§ WHAT THIS TASK INVOLVES
What is needed is each line of the data below that holds the string "internetowy".

§ THE DATA
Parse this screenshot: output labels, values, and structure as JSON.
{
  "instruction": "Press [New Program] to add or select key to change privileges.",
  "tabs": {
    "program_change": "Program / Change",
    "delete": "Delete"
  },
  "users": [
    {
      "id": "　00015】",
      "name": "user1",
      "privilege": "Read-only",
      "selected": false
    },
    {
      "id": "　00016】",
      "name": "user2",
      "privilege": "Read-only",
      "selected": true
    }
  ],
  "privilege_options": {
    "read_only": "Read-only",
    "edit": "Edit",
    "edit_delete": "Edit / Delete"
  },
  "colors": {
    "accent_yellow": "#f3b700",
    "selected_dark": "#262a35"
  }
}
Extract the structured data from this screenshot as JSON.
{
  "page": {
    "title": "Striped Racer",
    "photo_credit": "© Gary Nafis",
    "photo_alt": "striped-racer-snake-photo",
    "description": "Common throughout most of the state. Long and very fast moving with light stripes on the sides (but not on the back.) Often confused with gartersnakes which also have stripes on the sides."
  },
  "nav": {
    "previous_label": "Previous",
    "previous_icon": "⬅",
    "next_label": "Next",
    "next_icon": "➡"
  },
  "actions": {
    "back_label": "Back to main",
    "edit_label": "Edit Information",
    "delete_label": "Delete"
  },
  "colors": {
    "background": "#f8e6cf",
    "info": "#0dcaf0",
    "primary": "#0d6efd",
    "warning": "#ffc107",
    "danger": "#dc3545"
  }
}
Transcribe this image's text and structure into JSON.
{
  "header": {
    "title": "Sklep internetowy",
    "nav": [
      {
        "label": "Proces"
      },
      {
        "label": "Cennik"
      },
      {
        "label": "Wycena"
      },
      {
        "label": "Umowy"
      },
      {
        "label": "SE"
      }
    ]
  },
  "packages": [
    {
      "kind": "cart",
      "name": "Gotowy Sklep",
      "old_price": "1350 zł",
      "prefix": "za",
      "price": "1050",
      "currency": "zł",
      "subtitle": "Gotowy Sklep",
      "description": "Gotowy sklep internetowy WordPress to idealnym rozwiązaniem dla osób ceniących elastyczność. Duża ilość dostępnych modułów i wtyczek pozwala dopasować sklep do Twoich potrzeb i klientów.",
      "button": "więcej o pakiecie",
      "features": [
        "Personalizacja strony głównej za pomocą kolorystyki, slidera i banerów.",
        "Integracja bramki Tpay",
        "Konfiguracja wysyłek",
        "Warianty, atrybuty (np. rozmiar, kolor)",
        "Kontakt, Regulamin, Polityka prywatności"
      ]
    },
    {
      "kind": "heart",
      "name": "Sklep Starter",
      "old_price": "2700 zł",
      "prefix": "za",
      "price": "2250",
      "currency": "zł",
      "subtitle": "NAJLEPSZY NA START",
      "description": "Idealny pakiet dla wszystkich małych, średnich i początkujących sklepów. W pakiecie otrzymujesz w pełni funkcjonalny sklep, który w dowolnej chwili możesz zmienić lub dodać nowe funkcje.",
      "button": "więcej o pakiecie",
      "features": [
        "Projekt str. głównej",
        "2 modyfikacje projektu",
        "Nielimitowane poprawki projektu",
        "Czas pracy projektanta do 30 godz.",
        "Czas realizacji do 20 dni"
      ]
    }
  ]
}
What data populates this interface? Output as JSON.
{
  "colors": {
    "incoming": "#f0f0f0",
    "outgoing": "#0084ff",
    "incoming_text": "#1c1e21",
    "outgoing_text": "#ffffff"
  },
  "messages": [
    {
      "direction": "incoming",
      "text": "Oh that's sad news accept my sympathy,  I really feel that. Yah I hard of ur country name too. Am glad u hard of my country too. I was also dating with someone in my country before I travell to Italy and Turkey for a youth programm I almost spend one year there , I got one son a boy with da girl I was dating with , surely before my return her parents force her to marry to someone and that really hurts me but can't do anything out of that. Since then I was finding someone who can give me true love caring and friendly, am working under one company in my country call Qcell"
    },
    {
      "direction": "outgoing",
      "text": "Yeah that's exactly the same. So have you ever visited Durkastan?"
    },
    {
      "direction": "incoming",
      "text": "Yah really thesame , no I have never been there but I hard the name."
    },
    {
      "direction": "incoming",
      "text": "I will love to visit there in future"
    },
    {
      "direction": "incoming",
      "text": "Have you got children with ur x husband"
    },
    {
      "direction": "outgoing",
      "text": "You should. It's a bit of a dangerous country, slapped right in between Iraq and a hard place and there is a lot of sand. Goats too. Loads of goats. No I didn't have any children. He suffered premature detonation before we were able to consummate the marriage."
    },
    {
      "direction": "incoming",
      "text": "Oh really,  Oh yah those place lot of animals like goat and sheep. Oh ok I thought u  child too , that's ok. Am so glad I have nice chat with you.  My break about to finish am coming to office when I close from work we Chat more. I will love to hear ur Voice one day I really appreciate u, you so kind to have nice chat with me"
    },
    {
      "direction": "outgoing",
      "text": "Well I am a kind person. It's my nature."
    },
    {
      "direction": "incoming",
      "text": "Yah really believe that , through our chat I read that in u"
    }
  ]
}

§ ANSWER SECTION
    "title": "Sklep internetowy",
      "description": "Gotowy sklep internetowy WordPress to idealnym rozwiązaniem dla osób ceniących elastyczność. Duża ilość dostępnych modułów i wtyczek pozwala dopasować sklep do Twoich potrzeb i klientów.",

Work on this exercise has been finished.